Website and app data records.

----------------

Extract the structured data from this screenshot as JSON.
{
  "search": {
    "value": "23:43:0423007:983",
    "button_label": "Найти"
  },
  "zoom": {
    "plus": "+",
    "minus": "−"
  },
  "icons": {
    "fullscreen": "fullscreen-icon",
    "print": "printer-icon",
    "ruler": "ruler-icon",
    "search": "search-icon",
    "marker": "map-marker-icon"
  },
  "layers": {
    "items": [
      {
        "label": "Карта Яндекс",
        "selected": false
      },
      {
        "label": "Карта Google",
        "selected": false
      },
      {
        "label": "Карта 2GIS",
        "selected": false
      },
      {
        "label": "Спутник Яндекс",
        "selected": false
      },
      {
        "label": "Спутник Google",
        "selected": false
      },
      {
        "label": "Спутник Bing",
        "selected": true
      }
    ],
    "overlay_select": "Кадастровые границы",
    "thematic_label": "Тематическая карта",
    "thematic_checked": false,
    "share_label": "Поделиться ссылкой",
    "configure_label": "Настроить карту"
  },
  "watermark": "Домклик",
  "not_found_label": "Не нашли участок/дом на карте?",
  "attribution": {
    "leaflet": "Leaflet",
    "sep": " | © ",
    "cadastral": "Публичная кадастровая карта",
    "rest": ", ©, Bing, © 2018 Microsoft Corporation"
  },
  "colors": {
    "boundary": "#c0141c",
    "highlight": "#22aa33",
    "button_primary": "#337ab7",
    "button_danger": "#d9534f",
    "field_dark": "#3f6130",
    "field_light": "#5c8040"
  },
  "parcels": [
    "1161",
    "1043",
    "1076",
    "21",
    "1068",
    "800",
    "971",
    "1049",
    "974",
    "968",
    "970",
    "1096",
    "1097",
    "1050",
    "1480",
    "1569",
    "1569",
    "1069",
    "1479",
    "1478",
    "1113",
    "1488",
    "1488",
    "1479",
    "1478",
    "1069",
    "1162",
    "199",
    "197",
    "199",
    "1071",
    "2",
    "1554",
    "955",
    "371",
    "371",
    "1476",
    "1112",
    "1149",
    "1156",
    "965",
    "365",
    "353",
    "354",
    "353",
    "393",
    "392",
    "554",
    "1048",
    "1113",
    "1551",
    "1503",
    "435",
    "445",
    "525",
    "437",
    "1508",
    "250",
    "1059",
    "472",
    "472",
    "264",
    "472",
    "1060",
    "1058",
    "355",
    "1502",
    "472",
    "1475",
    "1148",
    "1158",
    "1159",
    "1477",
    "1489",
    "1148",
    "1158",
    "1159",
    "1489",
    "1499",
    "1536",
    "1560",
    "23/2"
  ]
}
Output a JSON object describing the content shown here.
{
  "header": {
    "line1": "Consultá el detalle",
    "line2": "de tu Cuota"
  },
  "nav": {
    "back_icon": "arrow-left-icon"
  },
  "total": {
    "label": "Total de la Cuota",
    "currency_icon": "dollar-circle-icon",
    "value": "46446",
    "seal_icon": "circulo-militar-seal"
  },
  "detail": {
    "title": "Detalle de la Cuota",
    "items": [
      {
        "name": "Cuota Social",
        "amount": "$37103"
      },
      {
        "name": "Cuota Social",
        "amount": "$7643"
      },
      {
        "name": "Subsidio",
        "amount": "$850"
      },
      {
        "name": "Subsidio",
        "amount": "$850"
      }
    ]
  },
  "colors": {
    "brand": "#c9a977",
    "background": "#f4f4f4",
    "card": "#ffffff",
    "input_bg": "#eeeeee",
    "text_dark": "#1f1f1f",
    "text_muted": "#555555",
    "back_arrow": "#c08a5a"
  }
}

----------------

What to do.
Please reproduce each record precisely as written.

Result.
Extract the structured data from this screenshot as JSON.
{
  "search": {
    "value": "23:43:0423007:983",
    "button_label": "Найти"
  },
  "zoom": {
    "plus": "+",
    "minus": "−"
  },
  "icons": {
    "fullscreen": "fullscreen-icon",
    "print": "printer-icon",
    "ruler": "ruler-icon",
    "search": "search-icon",
    "marker": "map-marker-icon"
  },
  "layers": {
    "items": [
      {
        "label": "Карта Яндекс",
        "selected": false
      },
      {
        "label": "Карта Google",
        "selected": false
      },
      {
        "label": "Карта 2GIS",
        "selected": false
      },
      {
        "label": "Спутник Яндекс",
        "selected": false
      },
      {
        "label": "Спутник Google",
        "selected": false
      },
      {
        "label": "Спутник Bing",
        "selected": true
      }
    ],
    "overlay_select": "Кадастровые границы",
    "thematic_label": "Тематическая карта",
    "thematic_checked": false,
    "share_label": "Поделиться ссылкой",
    "configure_label": "Настроить карту"
  },
  "watermark": "Домклик",
  "not_found_label": "Не нашли участок/дом на карте?",
  "attribution": {
    "leaflet": "Leaflet",
    "sep": " | © ",
    "cadastral": "Публичная кадастровая карта",
    "rest": ", ©, Bing, © 2018 Microsoft Corporation"
  },
  "colors": {
    "boundary": "#c0141c",
    "highlight": "#22aa33",
    "button_primary": "#337ab7",
    "button_danger": "#d9534f",
    "field_dark": "#3f6130",
    "field_light": "#5c8040"
  },
  "parcels": [
    "1161",
    "1043",
    "1076",
    "21",
    "1068",
    "800",
    "971",
    "1049",
    "974",
    "968",
    "970",
    "1096",
    "1097",
    "1050",
    "1480",
    "1569",
    "1569",
    "1069",
    "1479",
    "1478",
    "1113",
    "1488",
    "1488",
    "1479",
    "1478",
    "1069",
    "1162",
    "199",
    "197",
    "199",
    "1071",
    "2",
    "1554",
    "955",
    "371",
    "371",
    "1476",
    "1112",
    "1149",
    "1156",
    "965",
    "365",
    "353",
    "354",
    "353",
    "393",
    "392",
    "554",
    "1048",
    "1113",
    "1551",
    "1503",
    "435",
    "445",
    "525",
    "437",
    "1508",
    "250",
    "1059",
    "472",
    "472",
    "264",
    "472",
    "1060",
    "1058",
    "355",
    "1502",
    "472",
    "1475",
    "1148",
    "1158",
    "1159",
    "1477",
    "1489",
    "1148",
    "1158",
    "1159",
    "1489",
    "1499",
    "1536",
    "1560",
    "23/2"
  ]
}
Output a JSON object describing the content shown here.
{
  "header": {
    "line1": "Consultá el detalle",
    "line2": "de tu Cuota"
  },
  "nav": {
    "back_icon": "arrow-left-icon"
  },
  "total": {
    "label": "Total de la Cuota",
    "currency_icon": "dollar-circle-icon",
    "value": "46446",
    "seal_icon": "circulo-militar-seal"
  },
  "detail": {
    "title": "Detalle de la Cuota",
    "items": [
      {
        "name": "Cuota Social",
        "amount": "$37103"
      },
      {
        "name": "Cuota Social",
        "amount": "$7643"
      },
      {
        "name": "Subsidio",
        "amount": "$850"
      },
      {
        "name": "Subsidio",
        "amount": "$850"
      }
    ]
  },
  "colors": {
    "brand": "#c9a977",
    "background": "#f4f4f4",
    "card": "#ffffff",
    "input_bg": "#eeeeee",
    "text_dark": "#1f1f1f",
    "text_muted": "#555555",
    "back_arrow": "#c08a5a"
  }
}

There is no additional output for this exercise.